Speaking to the Guardian, Rimes, now 40, reflected on the impact of the film, and the accompanying music video for her Diane Warren-penned hit “Can’t Fight the Moonlight,” on her career and image. The country singer was just 17 when she played herself in the film, in which female bartenders are known for dancing on the bar to the delight of patrons. By the film’s end, aspiring songwriter and drink-slinger Violet (played by Piper Perabo) has managed to have one of her songs — the afore-mentioned “Can’t Fight the Moonlight” — recorded by Rimes, who joins her for a raucous bartop duet (In reality, Rimes recorded the vocals for Perabo, so was essentially duetting with herself for the film’s final scene.)
“The film had already wrapped, but the director decided they wanted to add my song into a scene at the end, so being on set was like a big reunion for the cast and crew,” Rimes said of her cameo. “Everyone was in good spirits, it was super-sweet and supportive, but the outfit and the performance were a big change for me. I didn’t feel comfortable in my own sexuality yet, so I had to do a lot of pretending to play the part of a woman with confidence.”
Just 13 when she exploded on the country scene with her powerful cover of “Blue” — going on to become, at the time, the youngest Grammy winner — Rimes said that her teen years were a far cry from the happy-go-lucky image portrayed on screen. “I missed out on a lot of things,” she noted.

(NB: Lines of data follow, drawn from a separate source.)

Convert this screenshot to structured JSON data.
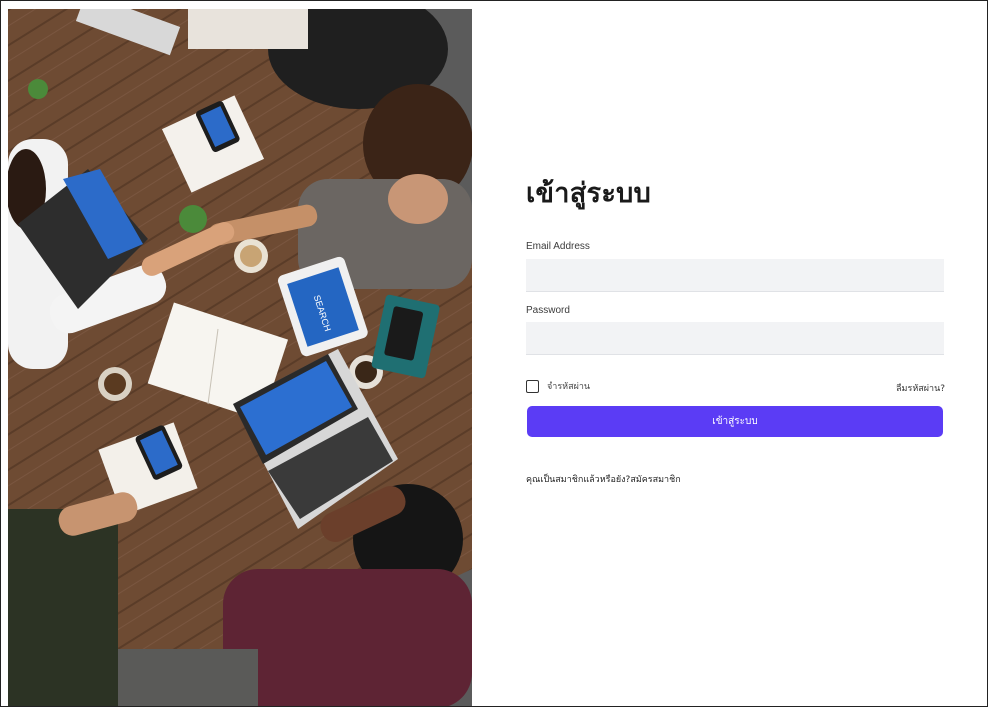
{
  "login": {
    "title": "เข้าสู่ระบบ",
    "email_label": "Email Address",
    "email_value": "",
    "password_label": "Password",
    "password_value": "",
    "remember_label": "จำรหัสผ่าน",
    "forgot_label": "ลืมรหัสผ่าน?",
    "submit_label": "เข้าสู่ระบบ",
    "signup_prompt": "คุณเป็นสมาชิกแล้วหรือยัง?",
    "signup_link": "สมัครสมาชิก"
  },
  "colors": {
    "accent": "#5b3cf5",
    "input_bg": "#f2f3f5",
    "table_wood": "#6b4a33"
  },
  "photo": {
    "screen_text": "SEARCH"
  }
}
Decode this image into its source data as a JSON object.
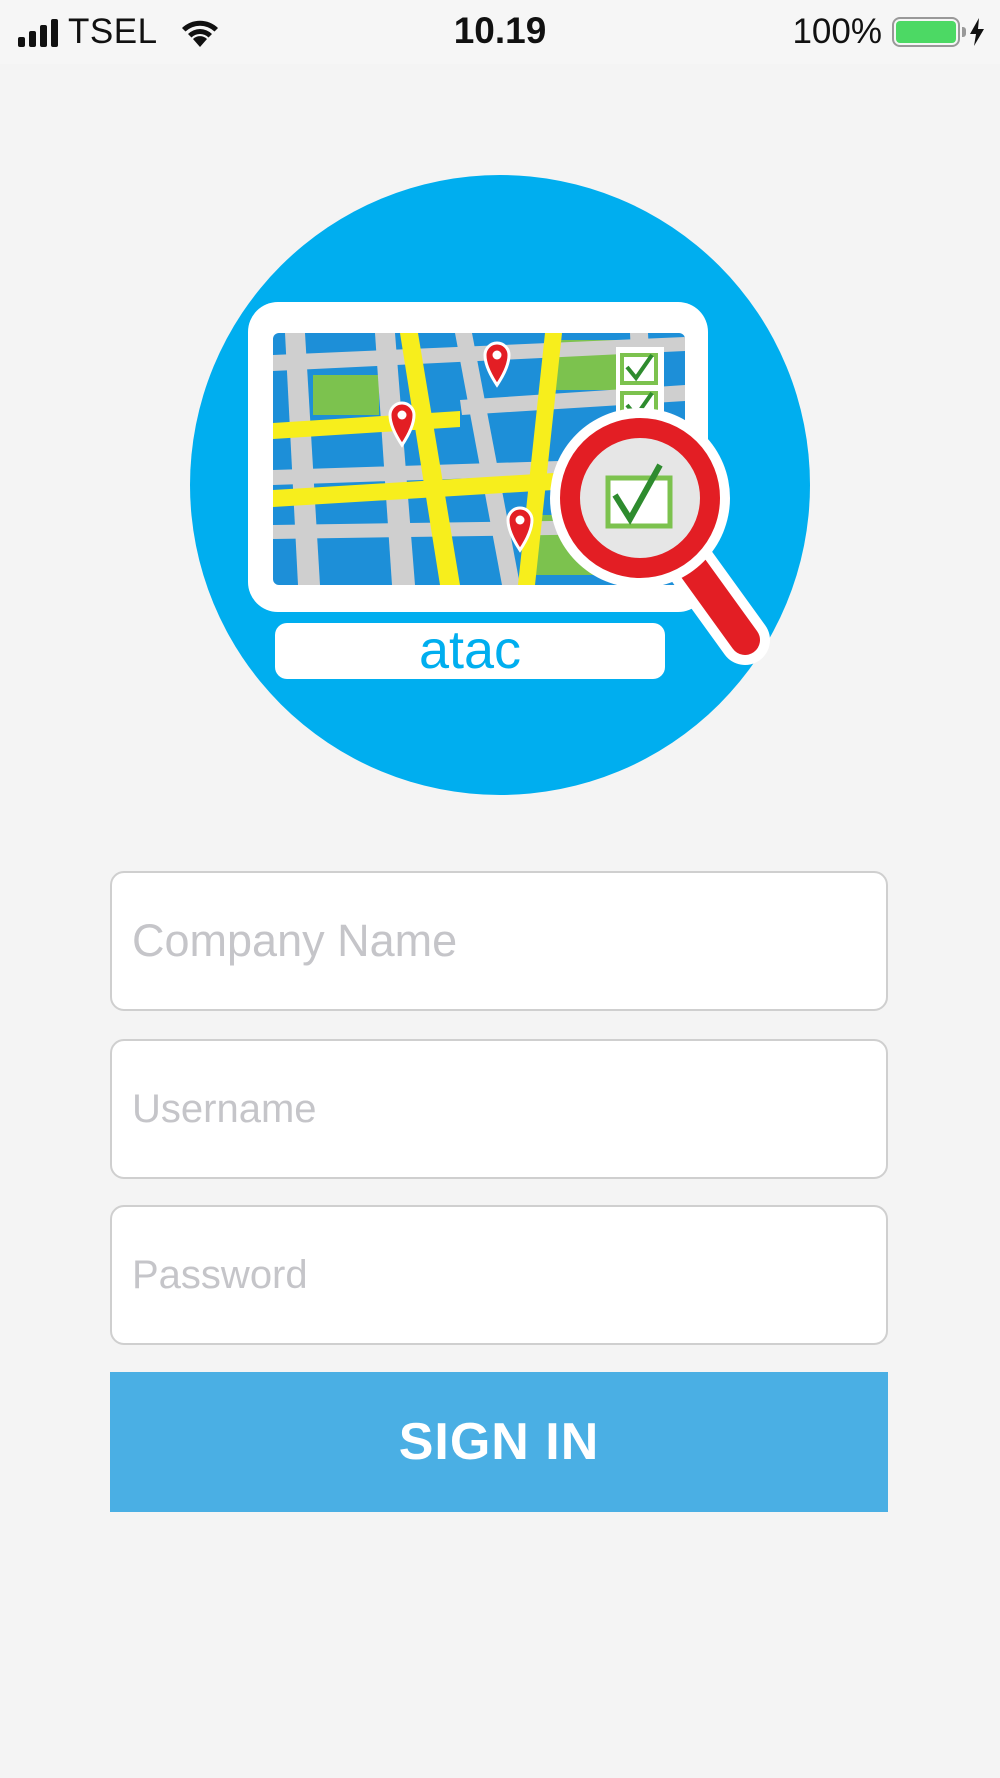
{
  "status_bar": {
    "carrier": "TSEL",
    "time": "10.19",
    "battery_percent": "100%"
  },
  "logo": {
    "brand_text": "atac",
    "circle_color": "#00aeef"
  },
  "form": {
    "company_placeholder": "Company Name",
    "username_placeholder": "Username",
    "password_placeholder": "Password",
    "company_value": "",
    "username_value": "",
    "password_value": ""
  },
  "signin_button": {
    "label": "SIGN IN",
    "color": "#4aafe4"
  }
}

“Until this point in my career I’ve been constantly on the road, doing press and working in the studio,” she told the newspaper. “I had teen angst, I was hormonal and I had done 500 shows in three and a half years, so I was tired. I hadn’t been to many bars before, let alone danced on top of them.”
The film, clips of which appeared in the “Can’t Fight the Moonlight” music video, marked a turning point.
“The film was multilayered, but it was centered on women selling sex, whereas for most of my career my identity had been the opposite — it was about everyone around me preserving me as this wholesome child,” the singer said. “Coyote Ugly was my step out of that innocence. On the day of the shoot, the costume department handed me these chicken fillets to wear and I said: ‘What am I supposed to do with these?’ They had to explain: ‘You’re meant to put them in your shirt, they make your boobs bigger.’ It was a bit of a shock at first but it became an introduction to a different side of myself that I wanted to explore.”
The success of “Can’t Fight the Moonlight” — along with hits like “I Need You” and “How Do I Live,” both of which were also featured on movie soundtracks — helped Rimes realize “I needed to find my own way in the world.” Although she and her father have since reconnected, the singer had to distance herself from him in 2000 over allegations that he took more than $7 million of her earnings as her co-manager. She says that “navigating that situation as a teenager was one of the greatest accomplishments of my life.”
“It used to be hard for me to look back at photos without cringing at my hair and wardrobe — I was coming into my own in the media spotlight, which is very awkward in many ways,” Rimes, who is now married to actor Eddie Cibrian, added. “But now I see someone who was a survivor and a true fighter. Not only was I turning into a woman aesthetically, but this moment marked a pivotal point of asserting my need for autonomy professionally.”
Rimes also opened up about her mental health, sharing that she continues to “battle anxiety daily.” But she credits a trip to rehab at age 30to treat codependency and anxiety, with helping her to learn “how to bring joy and play back into my days.”
“A lot of my life has been planned out — tours booked in advance, very little time off,” she explained. “But now I know the importance of having space to wake up and think: ‘What do I want to do today? What brings me happiness?’ I love to jump on my bike and go for a ride. I love making candles, and to light the fire in my home. Any form of creativity is important and connects me to who I was as a kid.
“To be 40 and in a place of thriving is something that not many child stars can say they have achieved,” Rimes added. “And as for dancing — if I’m given the chance, I’ll get up on a bar, no question.”